* WHAT YOU ARE ASKED TO DO
Would you pull out every line of the material that contains the string "magnifier"?

* PROVIDED RECORDS

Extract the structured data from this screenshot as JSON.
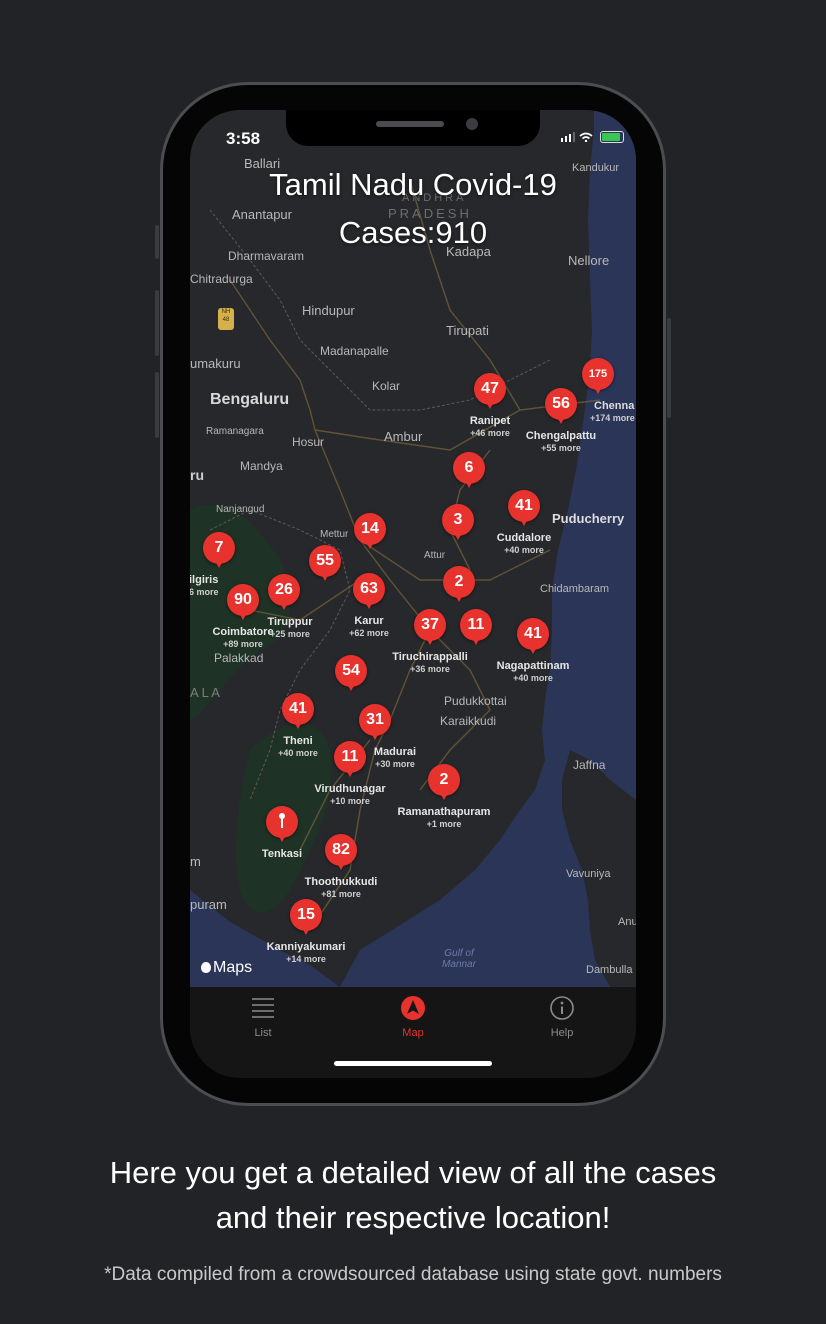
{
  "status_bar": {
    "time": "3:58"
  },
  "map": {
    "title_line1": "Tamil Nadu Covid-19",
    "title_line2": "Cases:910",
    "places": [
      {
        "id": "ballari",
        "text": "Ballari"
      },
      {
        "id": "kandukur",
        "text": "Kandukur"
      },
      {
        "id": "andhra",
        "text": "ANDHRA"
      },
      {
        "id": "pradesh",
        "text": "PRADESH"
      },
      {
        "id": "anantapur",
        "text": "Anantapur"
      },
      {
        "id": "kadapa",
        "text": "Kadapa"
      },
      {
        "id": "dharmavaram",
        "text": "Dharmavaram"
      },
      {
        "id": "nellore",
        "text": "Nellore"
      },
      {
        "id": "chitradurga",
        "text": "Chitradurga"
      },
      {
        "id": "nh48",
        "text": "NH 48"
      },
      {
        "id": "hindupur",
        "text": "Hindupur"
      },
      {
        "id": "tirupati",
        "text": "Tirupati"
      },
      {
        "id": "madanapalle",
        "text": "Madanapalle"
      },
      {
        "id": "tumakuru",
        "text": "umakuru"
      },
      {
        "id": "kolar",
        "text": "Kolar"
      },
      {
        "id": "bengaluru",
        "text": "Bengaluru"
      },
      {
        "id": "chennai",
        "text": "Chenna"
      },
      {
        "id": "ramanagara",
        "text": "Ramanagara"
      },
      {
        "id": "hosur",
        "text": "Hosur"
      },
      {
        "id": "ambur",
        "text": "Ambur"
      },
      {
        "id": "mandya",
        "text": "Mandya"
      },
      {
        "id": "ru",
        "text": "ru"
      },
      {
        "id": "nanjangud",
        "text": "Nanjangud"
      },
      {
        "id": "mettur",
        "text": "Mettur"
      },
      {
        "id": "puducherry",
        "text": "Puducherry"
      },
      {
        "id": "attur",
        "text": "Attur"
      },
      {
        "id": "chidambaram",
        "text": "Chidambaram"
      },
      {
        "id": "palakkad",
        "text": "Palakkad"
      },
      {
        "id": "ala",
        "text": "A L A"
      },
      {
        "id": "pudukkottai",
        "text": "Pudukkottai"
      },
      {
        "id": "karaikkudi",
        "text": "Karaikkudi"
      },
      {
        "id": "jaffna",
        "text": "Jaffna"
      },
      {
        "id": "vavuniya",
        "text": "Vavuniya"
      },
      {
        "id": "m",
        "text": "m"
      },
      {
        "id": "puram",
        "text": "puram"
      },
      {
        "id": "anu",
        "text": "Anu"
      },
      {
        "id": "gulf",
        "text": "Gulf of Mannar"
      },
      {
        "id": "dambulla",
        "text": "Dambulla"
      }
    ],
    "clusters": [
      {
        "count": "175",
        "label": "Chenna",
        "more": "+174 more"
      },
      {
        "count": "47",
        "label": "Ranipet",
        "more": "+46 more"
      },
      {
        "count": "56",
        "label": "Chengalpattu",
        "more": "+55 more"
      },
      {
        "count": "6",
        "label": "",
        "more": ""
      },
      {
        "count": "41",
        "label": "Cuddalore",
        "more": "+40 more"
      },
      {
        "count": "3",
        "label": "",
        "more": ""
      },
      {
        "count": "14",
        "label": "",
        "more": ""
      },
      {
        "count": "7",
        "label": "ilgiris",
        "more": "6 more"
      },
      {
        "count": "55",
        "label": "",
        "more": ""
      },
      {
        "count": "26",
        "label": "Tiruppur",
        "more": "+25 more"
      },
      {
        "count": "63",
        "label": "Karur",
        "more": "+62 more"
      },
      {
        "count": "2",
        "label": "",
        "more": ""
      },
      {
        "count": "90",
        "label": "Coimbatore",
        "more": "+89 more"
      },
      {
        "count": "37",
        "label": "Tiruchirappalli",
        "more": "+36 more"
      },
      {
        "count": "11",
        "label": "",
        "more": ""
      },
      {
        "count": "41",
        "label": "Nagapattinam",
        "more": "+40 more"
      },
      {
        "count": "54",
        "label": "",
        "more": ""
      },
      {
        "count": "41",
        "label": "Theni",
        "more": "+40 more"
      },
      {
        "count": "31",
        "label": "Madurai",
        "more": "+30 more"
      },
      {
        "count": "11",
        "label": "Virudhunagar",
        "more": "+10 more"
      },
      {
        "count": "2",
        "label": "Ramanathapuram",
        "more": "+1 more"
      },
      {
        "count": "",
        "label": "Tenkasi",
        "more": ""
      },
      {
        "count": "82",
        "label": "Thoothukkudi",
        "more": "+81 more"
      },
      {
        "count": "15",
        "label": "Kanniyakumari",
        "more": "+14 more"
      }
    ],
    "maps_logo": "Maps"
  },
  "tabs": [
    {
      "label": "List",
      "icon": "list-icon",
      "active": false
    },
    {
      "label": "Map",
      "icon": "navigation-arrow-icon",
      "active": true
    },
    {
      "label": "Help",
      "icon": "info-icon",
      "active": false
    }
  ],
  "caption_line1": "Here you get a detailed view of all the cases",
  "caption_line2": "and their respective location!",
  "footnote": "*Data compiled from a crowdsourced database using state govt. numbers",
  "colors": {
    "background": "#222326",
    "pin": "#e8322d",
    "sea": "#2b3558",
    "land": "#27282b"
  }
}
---
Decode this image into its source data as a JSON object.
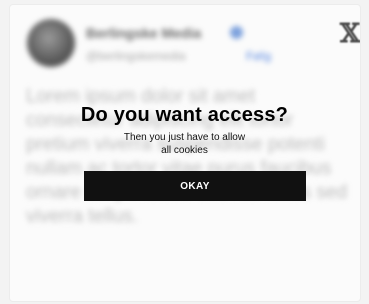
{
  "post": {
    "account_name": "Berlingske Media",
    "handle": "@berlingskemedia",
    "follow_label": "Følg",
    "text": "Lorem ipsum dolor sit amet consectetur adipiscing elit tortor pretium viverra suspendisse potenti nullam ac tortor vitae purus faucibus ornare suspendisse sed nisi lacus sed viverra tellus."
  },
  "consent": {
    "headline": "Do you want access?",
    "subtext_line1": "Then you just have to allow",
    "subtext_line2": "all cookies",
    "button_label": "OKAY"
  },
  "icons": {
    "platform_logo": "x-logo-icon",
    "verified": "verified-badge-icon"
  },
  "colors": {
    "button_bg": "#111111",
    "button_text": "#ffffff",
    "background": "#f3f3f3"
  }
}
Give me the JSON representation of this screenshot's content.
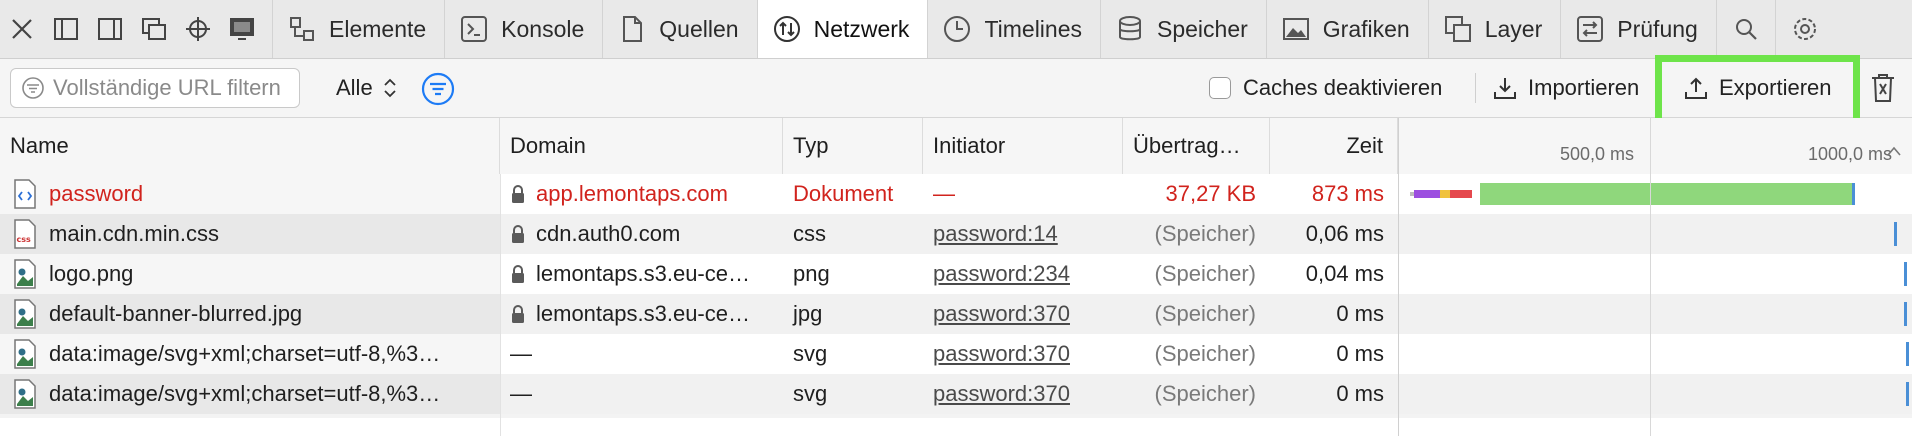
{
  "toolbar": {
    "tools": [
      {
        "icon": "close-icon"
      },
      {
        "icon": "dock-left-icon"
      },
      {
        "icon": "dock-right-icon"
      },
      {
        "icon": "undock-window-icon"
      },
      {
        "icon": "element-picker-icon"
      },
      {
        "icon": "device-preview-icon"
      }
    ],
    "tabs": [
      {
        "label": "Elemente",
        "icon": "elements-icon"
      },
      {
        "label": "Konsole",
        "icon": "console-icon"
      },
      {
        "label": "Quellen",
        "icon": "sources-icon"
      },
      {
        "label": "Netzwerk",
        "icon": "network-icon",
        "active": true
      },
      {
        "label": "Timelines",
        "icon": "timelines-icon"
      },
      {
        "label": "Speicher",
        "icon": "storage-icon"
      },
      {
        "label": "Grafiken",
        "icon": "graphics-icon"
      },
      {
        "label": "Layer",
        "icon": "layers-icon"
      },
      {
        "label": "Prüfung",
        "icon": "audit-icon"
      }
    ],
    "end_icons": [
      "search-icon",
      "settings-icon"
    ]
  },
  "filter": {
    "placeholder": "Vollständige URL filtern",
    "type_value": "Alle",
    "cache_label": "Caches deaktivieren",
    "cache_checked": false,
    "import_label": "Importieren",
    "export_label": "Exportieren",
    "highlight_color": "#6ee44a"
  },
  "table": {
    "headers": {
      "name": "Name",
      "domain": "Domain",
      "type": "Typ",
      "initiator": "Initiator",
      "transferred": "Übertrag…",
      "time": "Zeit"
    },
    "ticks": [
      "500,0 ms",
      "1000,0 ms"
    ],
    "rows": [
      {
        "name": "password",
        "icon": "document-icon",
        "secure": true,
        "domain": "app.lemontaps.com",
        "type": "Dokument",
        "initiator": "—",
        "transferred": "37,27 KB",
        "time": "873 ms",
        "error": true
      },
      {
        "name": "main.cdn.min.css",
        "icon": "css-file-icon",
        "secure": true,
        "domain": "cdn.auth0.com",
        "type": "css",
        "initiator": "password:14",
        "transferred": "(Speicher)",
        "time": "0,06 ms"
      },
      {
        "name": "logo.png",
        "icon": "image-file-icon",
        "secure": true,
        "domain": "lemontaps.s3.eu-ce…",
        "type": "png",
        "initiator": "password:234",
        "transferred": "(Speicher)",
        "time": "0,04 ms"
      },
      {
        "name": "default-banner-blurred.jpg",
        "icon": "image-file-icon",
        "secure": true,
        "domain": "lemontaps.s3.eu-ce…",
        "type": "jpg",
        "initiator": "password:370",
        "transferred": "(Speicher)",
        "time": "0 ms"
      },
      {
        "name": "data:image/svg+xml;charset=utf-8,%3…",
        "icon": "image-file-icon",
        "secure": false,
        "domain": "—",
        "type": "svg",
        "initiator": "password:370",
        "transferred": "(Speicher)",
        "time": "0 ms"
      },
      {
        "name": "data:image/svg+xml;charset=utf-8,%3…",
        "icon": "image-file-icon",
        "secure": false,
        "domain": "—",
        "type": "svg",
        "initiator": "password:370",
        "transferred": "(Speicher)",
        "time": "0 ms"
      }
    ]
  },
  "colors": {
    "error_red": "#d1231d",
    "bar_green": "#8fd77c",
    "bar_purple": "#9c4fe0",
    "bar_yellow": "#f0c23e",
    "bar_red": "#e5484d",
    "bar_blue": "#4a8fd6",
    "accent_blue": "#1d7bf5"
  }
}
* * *
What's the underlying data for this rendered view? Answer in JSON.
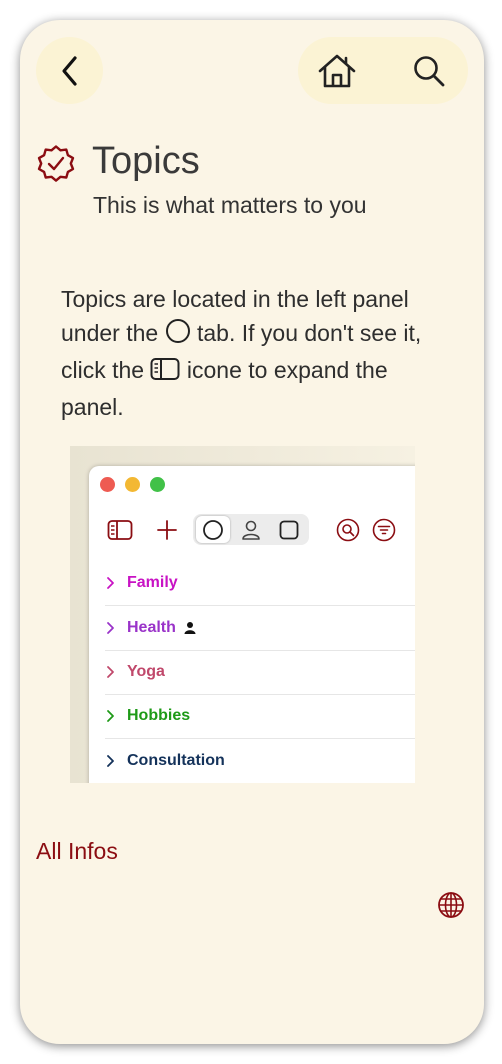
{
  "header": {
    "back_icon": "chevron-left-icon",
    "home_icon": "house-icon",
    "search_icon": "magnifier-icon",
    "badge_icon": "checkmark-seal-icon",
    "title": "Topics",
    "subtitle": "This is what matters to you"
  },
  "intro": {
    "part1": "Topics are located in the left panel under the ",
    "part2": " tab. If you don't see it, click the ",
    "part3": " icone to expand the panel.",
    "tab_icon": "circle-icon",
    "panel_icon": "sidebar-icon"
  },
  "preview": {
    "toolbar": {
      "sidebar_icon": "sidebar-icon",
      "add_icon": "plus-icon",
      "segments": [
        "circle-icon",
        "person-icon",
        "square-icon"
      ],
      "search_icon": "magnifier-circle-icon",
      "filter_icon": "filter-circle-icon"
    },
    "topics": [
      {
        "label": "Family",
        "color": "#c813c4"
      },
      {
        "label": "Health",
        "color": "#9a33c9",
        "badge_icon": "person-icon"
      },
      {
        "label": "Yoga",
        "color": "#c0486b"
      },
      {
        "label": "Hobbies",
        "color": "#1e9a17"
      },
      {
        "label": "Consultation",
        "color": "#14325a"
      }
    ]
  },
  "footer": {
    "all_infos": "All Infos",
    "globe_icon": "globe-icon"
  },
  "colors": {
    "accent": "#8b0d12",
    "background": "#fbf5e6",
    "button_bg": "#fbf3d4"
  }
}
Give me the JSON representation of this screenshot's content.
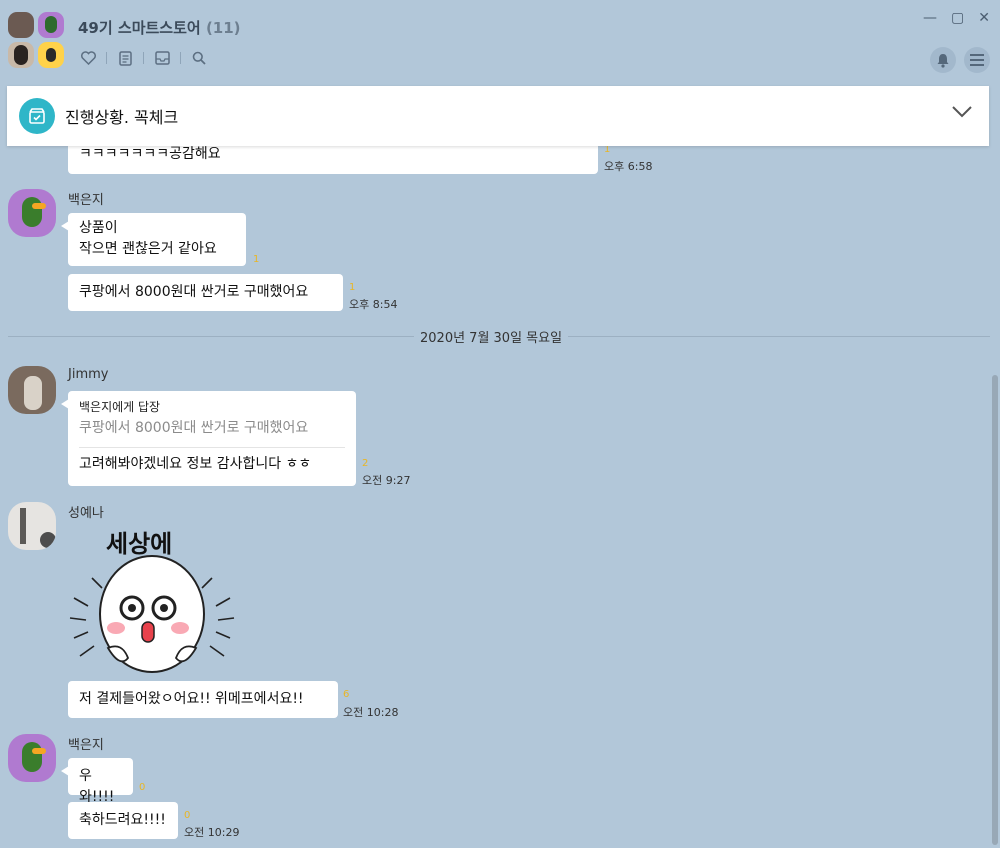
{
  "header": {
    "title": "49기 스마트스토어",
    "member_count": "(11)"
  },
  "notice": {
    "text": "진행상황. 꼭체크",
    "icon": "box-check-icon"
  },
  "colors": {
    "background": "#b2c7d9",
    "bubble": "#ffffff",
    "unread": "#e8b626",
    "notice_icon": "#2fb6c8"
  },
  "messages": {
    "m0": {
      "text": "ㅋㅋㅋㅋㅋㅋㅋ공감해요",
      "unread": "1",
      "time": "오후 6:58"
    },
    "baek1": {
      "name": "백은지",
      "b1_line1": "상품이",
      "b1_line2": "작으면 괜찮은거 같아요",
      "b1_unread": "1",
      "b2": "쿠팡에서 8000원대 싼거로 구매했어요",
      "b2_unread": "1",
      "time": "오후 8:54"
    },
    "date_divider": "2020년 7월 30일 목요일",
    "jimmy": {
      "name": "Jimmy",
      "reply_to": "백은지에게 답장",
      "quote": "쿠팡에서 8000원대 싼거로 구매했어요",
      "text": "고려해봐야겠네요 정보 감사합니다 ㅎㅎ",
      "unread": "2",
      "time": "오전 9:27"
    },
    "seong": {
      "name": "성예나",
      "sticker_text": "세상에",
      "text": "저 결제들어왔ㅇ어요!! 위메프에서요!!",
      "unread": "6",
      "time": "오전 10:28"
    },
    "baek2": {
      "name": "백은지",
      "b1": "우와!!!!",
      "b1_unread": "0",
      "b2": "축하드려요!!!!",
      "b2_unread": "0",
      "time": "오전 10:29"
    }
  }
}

* RESPONSE AREA
    "search_icon": "magnifier-icon",
      "search_icon": "magnifier-circle-icon",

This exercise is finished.